**Work required:** Among the entries below, how many lines hold the word "Elvi"? Reply with the number only.

Records from a collection:
- Opening Delimiter -

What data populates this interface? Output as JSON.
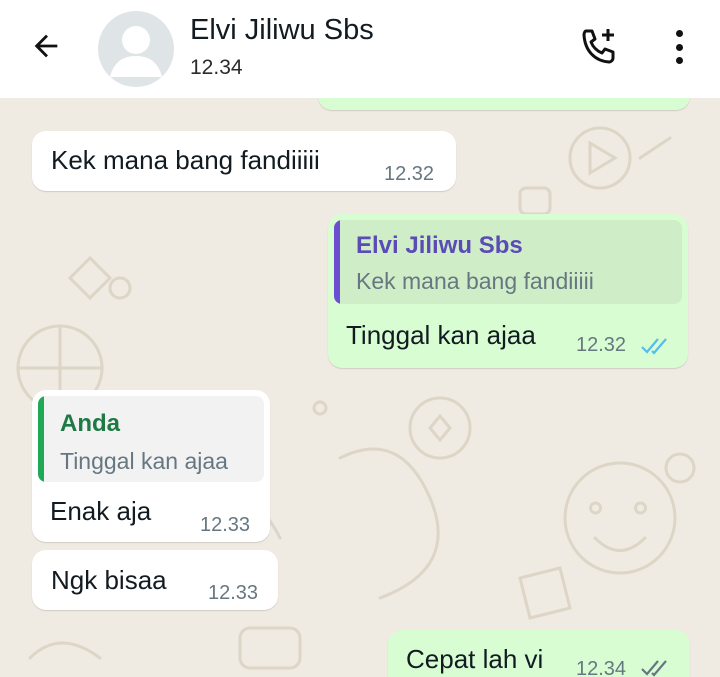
{
  "header": {
    "contact_name": "Elvi Jiliwu Sbs",
    "last_seen": "12.34",
    "back_icon": "arrow-left-icon",
    "call_icon": "add-call-icon",
    "menu_icon": "more-vertical-icon"
  },
  "colors": {
    "incoming_bubble": "#ffffff",
    "outgoing_bubble": "#d9fdd3",
    "wallpaper": "#efeae2",
    "read_ticks": "#53bdeb",
    "quote_bar_purple": "#6c4ed3",
    "quote_bar_green": "#1fa855"
  },
  "messages": [
    {
      "type": "outgoing",
      "partial": true
    },
    {
      "type": "incoming",
      "text": "Kek mana bang fandiiiii",
      "time": "12.32"
    },
    {
      "type": "outgoing",
      "quote": {
        "author": "Elvi Jiliwu Sbs",
        "text": "Kek mana bang fandiiiii"
      },
      "text": "Tinggal kan ajaa",
      "time": "12.32",
      "status": "read"
    },
    {
      "type": "incoming",
      "quote": {
        "author": "Anda",
        "text": "Tinggal kan ajaa"
      },
      "text": "Enak aja",
      "time": "12.33"
    },
    {
      "type": "incoming",
      "text": "Ngk bisaa",
      "time": "12.33"
    },
    {
      "type": "outgoing",
      "text": "Cepat lah vi",
      "time": "12.34",
      "status": "delivered"
    }
  ]
}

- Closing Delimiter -

**Response area:** 2